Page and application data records
* * * * * * * * *
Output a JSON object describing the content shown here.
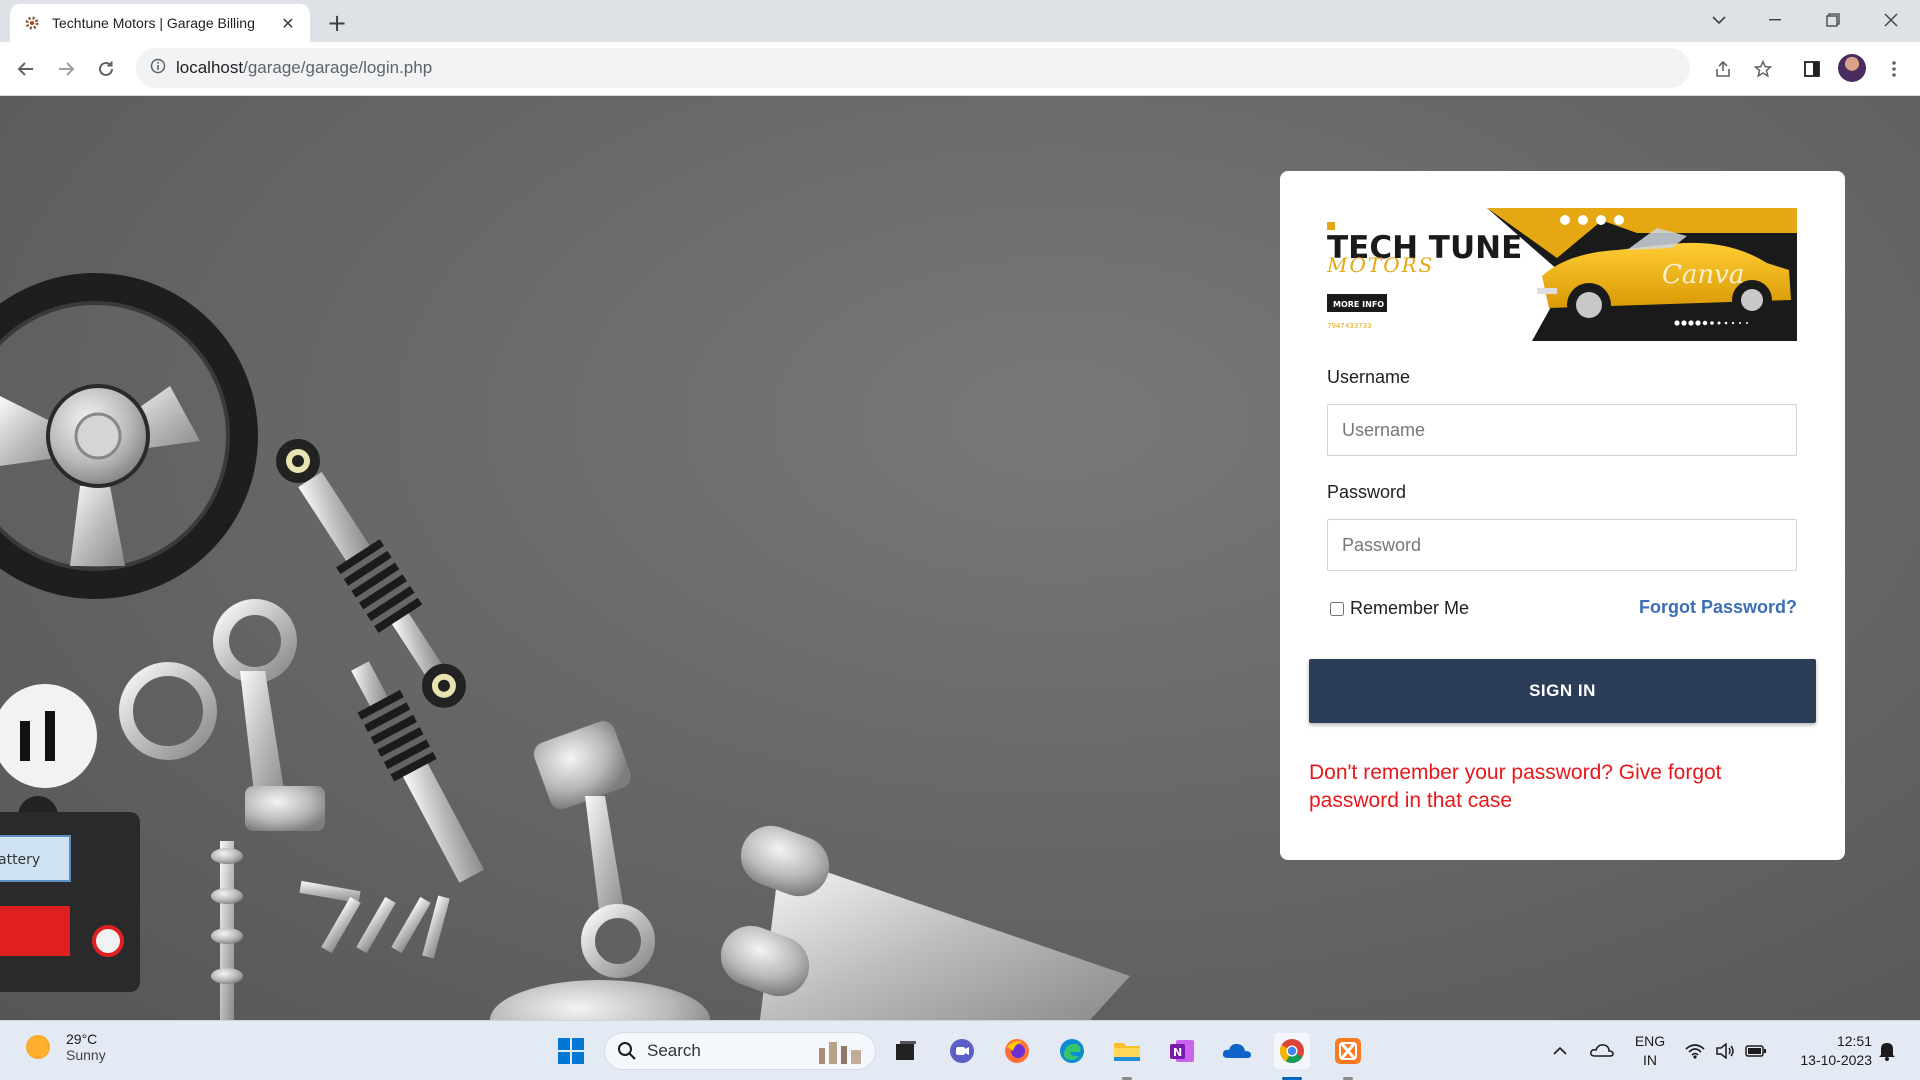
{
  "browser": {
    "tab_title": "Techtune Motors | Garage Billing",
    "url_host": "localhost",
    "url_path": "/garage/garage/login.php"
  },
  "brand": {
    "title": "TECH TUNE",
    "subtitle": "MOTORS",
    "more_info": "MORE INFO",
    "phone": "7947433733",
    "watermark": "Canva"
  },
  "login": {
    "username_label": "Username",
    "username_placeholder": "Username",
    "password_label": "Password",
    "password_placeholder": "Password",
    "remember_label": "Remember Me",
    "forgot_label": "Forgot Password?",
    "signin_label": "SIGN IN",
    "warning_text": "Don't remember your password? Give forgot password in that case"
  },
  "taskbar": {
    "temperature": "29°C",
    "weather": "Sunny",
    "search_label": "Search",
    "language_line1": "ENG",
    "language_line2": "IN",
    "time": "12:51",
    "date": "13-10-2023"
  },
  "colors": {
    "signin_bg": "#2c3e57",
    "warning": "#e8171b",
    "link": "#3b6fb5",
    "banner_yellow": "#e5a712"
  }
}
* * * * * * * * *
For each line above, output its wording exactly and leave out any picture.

§ **ANSWER TO THE EXERCISE**
Output a JSON object describing the content shown here.
{
  "browser": {
    "tab_title": "Techtune Motors | Garage Billing",
    "url_host": "localhost",
    "url_path": "/garage/garage/login.php"
  },
  "brand": {
    "title": "TECH TUNE",
    "subtitle": "MOTORS",
    "more_info": "MORE INFO",
    "phone": "7947433733",
    "watermark": "Canva"
  },
  "login": {
    "username_label": "Username",
    "username_placeholder": "Username",
    "password_label": "Password",
    "password_placeholder": "Password",
    "remember_label": "Remember Me",
    "forgot_label": "Forgot Password?",
    "signin_label": "SIGN IN",
    "warning_text": "Don't remember your password? Give forgot password in that case"
  },
  "taskbar": {
    "temperature": "29°C",
    "weather": "Sunny",
    "search_label": "Search",
    "language_line1": "ENG",
    "language_line2": "IN",
    "time": "12:51",
    "date": "13-10-2023"
  },
  "colors": {
    "signin_bg": "#2c3e57",
    "warning": "#e8171b",
    "link": "#3b6fb5",
    "banner_yellow": "#e5a712"
  }
}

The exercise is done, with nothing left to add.